By Editors of Power Engineering
A survey of utility executives indicated 76 percent of those in North America believe the country faces at least a moderate risk of electricity supply interruption from a cyberattack.
The survey, conducted by Accenture, indicated 57 percent of respondents said they’re most concerned by an interruption of the power supply from cyberattacks, while 43 percent indicated the destruction of their physical assets was their biggest concern.
“As highly sophisticated, weaponized malware is being developed, a greater risk to distribution businesses arises from cyber criminals and others who would use it for malicious purposes,” said Stephanie Jamison, managing director, Accenture Transmission and Distribution. “Attacks on industrial control systems could disrupt grid reliability and the safety and well-being of employees and the public. Not getting it right could be a brand killer, as well as a real threat for a country and the community.”
Another 77 percent of utility executives indicated the growth of Internet of Things devices are a potential threat to cybersecurity.
North American respondents feel that governments, rather than cyber criminals, are the biggest risk to the grid.

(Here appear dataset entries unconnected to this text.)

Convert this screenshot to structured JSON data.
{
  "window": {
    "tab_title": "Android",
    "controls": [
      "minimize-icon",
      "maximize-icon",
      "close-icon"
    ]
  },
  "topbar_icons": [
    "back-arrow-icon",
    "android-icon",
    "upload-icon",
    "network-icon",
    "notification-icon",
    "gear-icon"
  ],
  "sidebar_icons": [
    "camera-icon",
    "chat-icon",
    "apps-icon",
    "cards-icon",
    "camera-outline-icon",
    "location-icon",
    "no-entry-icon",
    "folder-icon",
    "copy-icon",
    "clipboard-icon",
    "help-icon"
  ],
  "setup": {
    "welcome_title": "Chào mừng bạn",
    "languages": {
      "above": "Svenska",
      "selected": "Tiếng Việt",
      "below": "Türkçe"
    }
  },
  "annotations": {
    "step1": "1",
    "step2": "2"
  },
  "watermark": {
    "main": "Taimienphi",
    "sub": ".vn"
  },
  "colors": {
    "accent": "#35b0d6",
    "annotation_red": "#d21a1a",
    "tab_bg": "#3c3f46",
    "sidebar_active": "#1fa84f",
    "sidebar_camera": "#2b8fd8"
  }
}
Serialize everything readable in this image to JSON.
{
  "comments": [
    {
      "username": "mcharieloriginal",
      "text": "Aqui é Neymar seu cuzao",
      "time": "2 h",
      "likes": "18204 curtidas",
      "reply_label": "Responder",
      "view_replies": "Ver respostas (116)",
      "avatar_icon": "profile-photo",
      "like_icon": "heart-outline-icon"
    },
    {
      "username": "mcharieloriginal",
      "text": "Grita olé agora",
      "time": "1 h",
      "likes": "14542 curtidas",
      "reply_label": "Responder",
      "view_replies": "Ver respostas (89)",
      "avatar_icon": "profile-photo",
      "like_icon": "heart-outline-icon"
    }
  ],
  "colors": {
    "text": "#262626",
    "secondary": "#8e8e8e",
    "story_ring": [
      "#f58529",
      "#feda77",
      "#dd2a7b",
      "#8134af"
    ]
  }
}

Four in ten of the respondents claimed cybersecurity risks were not, or were only partially integrated, into their broader risk management processes.